Final Report Summary - GEO-INSTALL (Modelling installation effects in geotechnical engineering)


Executive Summary:

The aim of the proposed project was to develop new numerical tools for modelling large deformation problems in geotechnics, as these affect all constructions. Infrastructure construction all over the world involves installation of structural elements, such as piles, ground improvement and reinforcement into natural geomaterials, such as soils. The installation process itself can be quasi-static (for example jacked piles) or dynamic (e.g. stone columns and driven piles). The installation involves very large deformations and causes changes in the pore pressures and the structure of the soils, changing both the apparent stiffness and the strength of the soil. These issues were explored in the project by developing new models and techniques, both within the context of large deformation finite element analyses and the so-called Material Point Method (MPM), which is a meshfree numerical method based on FEM.

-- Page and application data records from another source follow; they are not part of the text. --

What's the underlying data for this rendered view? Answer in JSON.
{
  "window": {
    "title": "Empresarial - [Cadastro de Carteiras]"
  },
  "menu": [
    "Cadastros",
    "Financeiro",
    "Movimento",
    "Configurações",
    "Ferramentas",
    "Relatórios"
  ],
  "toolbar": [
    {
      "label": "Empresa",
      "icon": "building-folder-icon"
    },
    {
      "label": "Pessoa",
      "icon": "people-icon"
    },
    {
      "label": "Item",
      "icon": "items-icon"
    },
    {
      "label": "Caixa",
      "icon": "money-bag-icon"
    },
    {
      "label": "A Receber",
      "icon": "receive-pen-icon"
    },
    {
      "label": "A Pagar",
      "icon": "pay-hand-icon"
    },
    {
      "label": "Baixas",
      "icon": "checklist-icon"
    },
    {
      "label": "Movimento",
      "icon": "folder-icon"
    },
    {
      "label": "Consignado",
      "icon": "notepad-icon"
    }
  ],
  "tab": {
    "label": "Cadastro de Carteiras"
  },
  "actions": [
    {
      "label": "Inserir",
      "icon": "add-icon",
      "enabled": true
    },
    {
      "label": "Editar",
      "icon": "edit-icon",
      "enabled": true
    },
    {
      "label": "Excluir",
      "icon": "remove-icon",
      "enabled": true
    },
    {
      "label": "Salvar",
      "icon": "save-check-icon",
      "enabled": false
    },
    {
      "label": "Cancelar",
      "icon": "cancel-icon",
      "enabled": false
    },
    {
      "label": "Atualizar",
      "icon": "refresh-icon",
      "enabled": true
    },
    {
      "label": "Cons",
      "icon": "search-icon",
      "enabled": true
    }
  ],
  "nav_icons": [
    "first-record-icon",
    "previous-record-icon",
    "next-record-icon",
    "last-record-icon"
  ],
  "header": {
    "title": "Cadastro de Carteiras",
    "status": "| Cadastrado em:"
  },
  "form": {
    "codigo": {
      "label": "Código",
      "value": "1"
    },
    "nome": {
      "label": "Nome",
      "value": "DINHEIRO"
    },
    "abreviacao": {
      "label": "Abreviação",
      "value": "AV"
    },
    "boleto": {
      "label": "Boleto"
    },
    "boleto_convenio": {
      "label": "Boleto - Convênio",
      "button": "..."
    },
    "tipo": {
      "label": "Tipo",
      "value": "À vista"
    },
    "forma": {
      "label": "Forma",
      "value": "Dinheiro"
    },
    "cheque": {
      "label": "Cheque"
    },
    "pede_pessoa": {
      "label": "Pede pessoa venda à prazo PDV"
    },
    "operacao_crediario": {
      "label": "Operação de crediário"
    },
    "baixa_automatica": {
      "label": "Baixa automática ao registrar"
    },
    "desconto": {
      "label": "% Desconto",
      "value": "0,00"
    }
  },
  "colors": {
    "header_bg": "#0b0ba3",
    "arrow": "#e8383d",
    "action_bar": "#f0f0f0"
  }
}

As the IAPP scheme is fundamentally a knowledge-exchange and secondment scheme, most of the actual research had to be funded by other sources. As part of the project, the material modelling capabilities for cyclic and dynamic loading have been extended, and these are now increasingly applied to practical context. This involved development of user-defined models for clays and sands. The former incorporate features such as anisotrotropy, bonding and destructuration, rate effects and ability to model cyclic loading/unloading behaviour including hysteresis. The former include void ratio dependency and ability to model sand liquifaction. Under the sub-theme of enhanced finite elements, new approach for modelling periodic ground improvement using volume averaging technique was developed and is currently being validated against instrumented field structures. Similarly, the embedded pile concept was further validated and developed during the project and these advances have been included in the latest release of the Plaxis finite element code. With regards of soil modelling, the work continues to some extent as part of FP7 IAPP project CREEP (Creep of Geomaterials), coordinated by NTNU, in which Deltares (GDI), NGI and USTRAT are partners (USTRAT has since the start of the project been replaced by CHALMERS).

For modelling large deformation and impact problems, associated with installation both quasi-static and dynamic MPM codes were developed as part of the project. These codes are still in rather early stages of development to allow for large scale commecial use, and this work continues as part of IAPP project MPM-DREDGE (PIAP-GA-2012-324522) focussing on modelling fluid-soil interaction.